It should be noted that according to Senate Guidelines, workloads should involve 3 hours per credit point per week. This results in 9 hours per week (including lectures and practicals) for a 3 credit point unit such as PSY342.

Note: Assessment will be based on the successful understanding of material from lectures, practicals and from the assigned reading. Please note that rote learning alone will not be a successful strategy, as the assessments will test for deeper appreciation of the course material in a variety of formats. Simply remembering the “facts” will not suffice. Students need to demonstrate their understanding of the principles, and demonstrate the ability to apply such understanding in new contexts.

What material is examinable?

Obviously, the exact details of the questions to be asked in the examinations will not be released in advance. However, questions will come from topics covered during lectures and practicals. Where additional information on these topics is supplied in the assigned reading, this should also be considered examinable. The examinations will not feature questions on topics not mentioned during lectures even if they are included in the assigned reading.

Statement on Academic Courtesy

It is the right of each student to learn in an environment that is free of disruption and distraction.
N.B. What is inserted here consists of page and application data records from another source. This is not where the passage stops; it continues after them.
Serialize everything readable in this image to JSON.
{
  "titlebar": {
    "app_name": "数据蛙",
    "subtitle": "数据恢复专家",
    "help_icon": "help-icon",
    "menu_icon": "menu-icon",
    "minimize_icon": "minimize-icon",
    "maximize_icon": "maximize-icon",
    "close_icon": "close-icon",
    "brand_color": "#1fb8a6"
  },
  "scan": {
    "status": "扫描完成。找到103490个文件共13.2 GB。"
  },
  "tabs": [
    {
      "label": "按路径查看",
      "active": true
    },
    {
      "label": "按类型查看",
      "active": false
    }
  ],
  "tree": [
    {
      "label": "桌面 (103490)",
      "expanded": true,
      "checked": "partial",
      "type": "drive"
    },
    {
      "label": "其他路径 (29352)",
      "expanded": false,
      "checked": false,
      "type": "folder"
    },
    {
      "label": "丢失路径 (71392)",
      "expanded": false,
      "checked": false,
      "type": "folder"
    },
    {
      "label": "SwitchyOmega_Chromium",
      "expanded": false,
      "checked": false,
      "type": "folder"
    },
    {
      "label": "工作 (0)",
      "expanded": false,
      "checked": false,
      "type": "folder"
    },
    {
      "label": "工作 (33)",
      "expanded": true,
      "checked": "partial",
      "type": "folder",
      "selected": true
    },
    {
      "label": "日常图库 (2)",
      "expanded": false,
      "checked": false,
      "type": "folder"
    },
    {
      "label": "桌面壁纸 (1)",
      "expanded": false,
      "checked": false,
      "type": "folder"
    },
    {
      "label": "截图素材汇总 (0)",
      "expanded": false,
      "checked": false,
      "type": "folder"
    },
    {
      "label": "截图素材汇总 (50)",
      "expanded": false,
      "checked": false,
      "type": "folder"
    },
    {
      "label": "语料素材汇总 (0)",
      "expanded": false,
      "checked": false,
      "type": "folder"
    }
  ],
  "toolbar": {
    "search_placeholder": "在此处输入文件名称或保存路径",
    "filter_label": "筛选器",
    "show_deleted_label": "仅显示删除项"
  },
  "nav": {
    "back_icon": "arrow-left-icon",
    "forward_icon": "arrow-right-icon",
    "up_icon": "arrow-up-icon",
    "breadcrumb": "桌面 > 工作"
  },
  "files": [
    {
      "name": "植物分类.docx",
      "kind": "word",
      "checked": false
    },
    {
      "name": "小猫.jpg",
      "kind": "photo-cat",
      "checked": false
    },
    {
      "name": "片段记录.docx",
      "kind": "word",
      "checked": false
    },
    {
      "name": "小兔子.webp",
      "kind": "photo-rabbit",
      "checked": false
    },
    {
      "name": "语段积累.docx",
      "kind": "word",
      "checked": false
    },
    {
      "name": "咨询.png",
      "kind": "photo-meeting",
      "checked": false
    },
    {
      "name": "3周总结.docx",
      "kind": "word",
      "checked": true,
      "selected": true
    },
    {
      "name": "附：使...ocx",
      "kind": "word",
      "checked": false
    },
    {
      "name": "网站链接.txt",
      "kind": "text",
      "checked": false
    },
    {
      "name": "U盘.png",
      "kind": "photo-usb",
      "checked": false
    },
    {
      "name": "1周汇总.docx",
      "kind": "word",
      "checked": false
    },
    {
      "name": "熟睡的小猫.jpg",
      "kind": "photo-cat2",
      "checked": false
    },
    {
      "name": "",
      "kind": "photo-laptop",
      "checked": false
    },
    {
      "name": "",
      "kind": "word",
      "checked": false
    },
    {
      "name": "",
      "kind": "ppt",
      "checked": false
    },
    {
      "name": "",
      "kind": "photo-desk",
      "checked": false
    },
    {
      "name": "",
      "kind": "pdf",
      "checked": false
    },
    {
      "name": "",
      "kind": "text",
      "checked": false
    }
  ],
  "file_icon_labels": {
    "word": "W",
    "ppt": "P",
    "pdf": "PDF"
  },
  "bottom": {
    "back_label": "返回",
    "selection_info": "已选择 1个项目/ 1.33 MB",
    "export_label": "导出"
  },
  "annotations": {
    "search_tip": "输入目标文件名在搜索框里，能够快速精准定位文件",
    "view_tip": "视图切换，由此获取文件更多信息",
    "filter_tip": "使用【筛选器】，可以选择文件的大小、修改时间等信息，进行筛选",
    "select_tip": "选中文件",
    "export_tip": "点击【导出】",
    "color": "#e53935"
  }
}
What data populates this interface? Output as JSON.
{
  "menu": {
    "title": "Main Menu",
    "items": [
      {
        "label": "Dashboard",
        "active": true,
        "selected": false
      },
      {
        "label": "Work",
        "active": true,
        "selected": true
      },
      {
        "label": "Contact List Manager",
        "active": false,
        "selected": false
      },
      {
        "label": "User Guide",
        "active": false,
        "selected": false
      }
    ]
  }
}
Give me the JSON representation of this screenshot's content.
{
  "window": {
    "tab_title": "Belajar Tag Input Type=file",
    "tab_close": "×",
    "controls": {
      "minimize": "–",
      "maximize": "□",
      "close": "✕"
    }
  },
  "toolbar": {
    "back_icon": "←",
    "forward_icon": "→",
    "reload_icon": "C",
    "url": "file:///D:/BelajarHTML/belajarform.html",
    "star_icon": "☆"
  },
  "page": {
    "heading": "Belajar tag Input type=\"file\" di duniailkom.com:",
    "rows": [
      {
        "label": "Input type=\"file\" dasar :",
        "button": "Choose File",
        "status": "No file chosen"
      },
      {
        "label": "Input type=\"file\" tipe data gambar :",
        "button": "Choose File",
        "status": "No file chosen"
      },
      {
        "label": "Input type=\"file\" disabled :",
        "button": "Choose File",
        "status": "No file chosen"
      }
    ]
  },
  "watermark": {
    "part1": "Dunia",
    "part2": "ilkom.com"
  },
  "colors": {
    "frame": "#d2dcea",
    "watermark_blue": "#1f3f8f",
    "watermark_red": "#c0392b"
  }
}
Please make an effort to arrive to class on time, and if you are unavoidably detained, please enter the lecture theatre as quietly as possible to minimise disruption, using the back entrance if possible. Although some lecturers may allow questions during lectures, talking between students is often disruptive and is strongly discouraged. Phones, pagers, and other electronic devices that produce noise and other distractions must be turned off prior to entering class. Likewise, all lecturers and students are expected to display appropriate academic behaviour that is conducive to a healthy learning environment for everyone.

Statement on Social Inclusion and Diversity

Social inclusion at Macquarie University is about giving everyone who has the potential to benefit from higher education, the opportunity to study at university, participate in campus life and flourish in their chosen field. The University has made significant moves to promote an equitable, diverse and exciting campus community for the benefit of staff and students. It is your responsibility to contribute towards the development of an inclusive culture and practice in the areas of learning and teaching, research, and service orientation and delivery. As a member of the Macquarie University community, you must not discriminate against or harass others on the basis of their sex, gender, race, marital status, carers' responsibilities, disability, sexual preference, age, political conviction or religious belief. All lecturers, tutors and students are expected to display appropriate behaviour that is conducive to a healthy learning environment for everyone. The Unit Convenor is a member of the Ally Network and is happy to provide support to members of the GLBTIQ community.

Changes since First Published

Date Description
16/08/2017 Late timetable change. Correct room now listed as W5A T1.